Research Project: Intestinal Microbial Ecology and Non-Antibiotic Strategies to Limit Shiga Toxin-Producing Escherichia coli (STEC) and Antimicrobial Resistance Transmission in Food Animals

Location: Food Safety and Enteric Pathogens Research

Title: Pangenome-based network analysis reveals subpopulations of Salmonella Infantis pESI-like plasmids that differ temporally and regionally

item Anderson, Christopher
item Villanueva, Paul
item BRADSHAW, DAVID - Oak Ridge Institute For Science And Education (ORISE)
item Bearson, Bradley - Brad
item Bearson, Shawn

Submitted to: American Society for Microbiology
Publication Type: Abstract Only
Publication Acceptance Date: 2/28/2024
Publication Date: N/A
Citation: N/A

Interpretive Summary:

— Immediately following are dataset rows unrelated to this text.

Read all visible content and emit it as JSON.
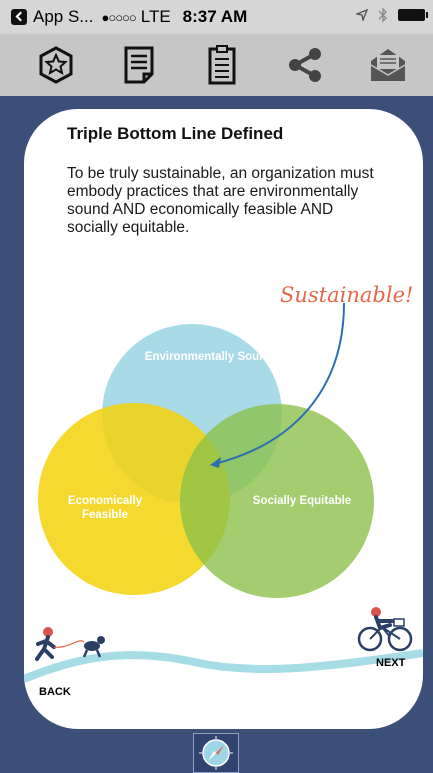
{
  "status_bar": {
    "back_app": "App S...",
    "signal": "●○○○○",
    "carrier": "LTE",
    "time": "8:37 AM"
  },
  "toolbar": {
    "items": [
      {
        "icon": "star-hexagon-icon"
      },
      {
        "icon": "document-icon"
      },
      {
        "icon": "clipboard-icon"
      },
      {
        "icon": "share-icon"
      },
      {
        "icon": "mail-icon"
      }
    ]
  },
  "card": {
    "title": "Triple Bottom Line Defined",
    "body": "To be truly sustainable, an organization must embody practices that are environmentally sound AND economically feasible AND socially equitable.",
    "sustainable_label": "Sustainable!",
    "circles": {
      "environmental": "Environmentally Sound",
      "economic": "Economically Feasible",
      "social": "Socially Equitable"
    },
    "colors": {
      "environmental": "#9fd6e6",
      "economic": "#f5d20a",
      "social": "#9bc85a",
      "accent": "#e3674c",
      "wave": "#a6dce6"
    },
    "back_label": "BACK",
    "next_label": "NEXT"
  },
  "bottom": {
    "icon": "compass-icon"
  }
}
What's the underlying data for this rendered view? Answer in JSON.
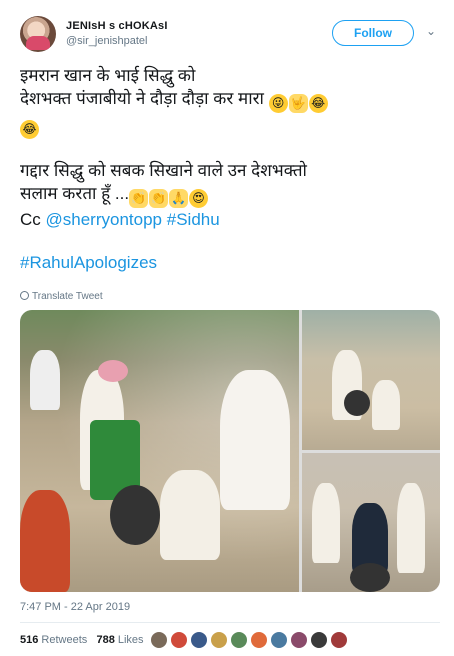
{
  "author": {
    "display_name": "JENIsH s cHOKAsI",
    "handle": "@sir_jenishpatel"
  },
  "follow_label": "Follow",
  "tweet": {
    "line1": "इमरान खान के भाई सिद्धु को",
    "line2": "देशभक्त पंजाबीयो ने दौड़ा दौड़ा कर मारा",
    "line3": "गद्दार सिद्धु को सबक सिखाने वाले उन देशभक्तो",
    "line4": "सलाम करता हूँ ...",
    "cc_prefix": "Cc",
    "mention": "@sherryontopp",
    "hashtag1": "#Sidhu",
    "hashtag2": "#RahulApologizes",
    "emojis": {
      "line2": [
        "😜",
        "🤟",
        "😂"
      ],
      "line2b": [
        "😂"
      ],
      "line4": [
        "👏",
        "👏",
        "🙏",
        "😍"
      ]
    }
  },
  "translate_label": "Translate Tweet",
  "timestamp": "7:47 PM - 22 Apr 2019",
  "stats": {
    "retweets_count": "516",
    "retweets_label": "Retweets",
    "likes_count": "788",
    "likes_label": "Likes"
  },
  "liker_colors": [
    "#7a6a5a",
    "#d04a3a",
    "#3a5a8a",
    "#c9a04a",
    "#5a8a5a",
    "#e06a3a",
    "#4a7aa0",
    "#8a4a6a",
    "#3a3a3a",
    "#a03a3a"
  ],
  "colors": {
    "accent": "#1da1f2",
    "link": "#1b95e0",
    "muted": "#657786"
  }
}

Technical Abstract: The increasing carriage of pESI megaplasmids encoding antimicrobial, heavy metal, and disinfectant resistance is a primary driver in the emergence of Salmonella enterica serovar Infantis (S. Infantis) as a global health threat. The evolution of pESI variants with additional virulence and fitness genes raises food safety concerns about multidrug-resistant S. Infantis strains with enhanced persistence in food-producing animals. Understanding the plasticity of pESI-like plasmids is crucial for effective risk management. Here, we describe a framework to delineate the gene content and spread of subpopulations of pESI-like plasmids. By annotating genes commonly found on pESI plasmids, we identified 5,545 S. Infantis isolates with pESI-like plasmids originating from poultry-associated samples collected by the USDA Food Safety and Inspection Service between 2016-2022. A network was constructed based on plasmid pangenome relatedness, and subpopulations of pESI-like plasmids were identified through the Louvain network community detection algorithm. The diversity of pESI-like subpopulations increased from 2016 to 2022, and the frequency of the plasmid subpopulations was significantly associated with sampling year and geographical region. The proportion of the most frequently detected pESI-like subpopulation decreased from 79.5% in 2016 to 27.2% in 2022, while the next two largest subpopulations increased from 2.7% and 13.7% relative abundance to 25.0% and 33.4% in the same timeframe. Further, the estimated genome size and gene content, including genes conferring resistance to sulphonamides, tetracyclines, trimethoprim, and cephalosporins, differed between subpopulations. In 2021 and 2022, subpopulations with smaller estimated genome sizes and fewer antimicrobial resistance genes have become more prevalent in the West and Northeast regions. Selective pressures within various environments may drive the acquisition or loss of advantageous or metabolically costly genetic elements, respectively, and our findings demonstrate how pangenome analysis can be leveraged to better understand the evolution of the genetic content of pESI-like plasmids in S. Infantis.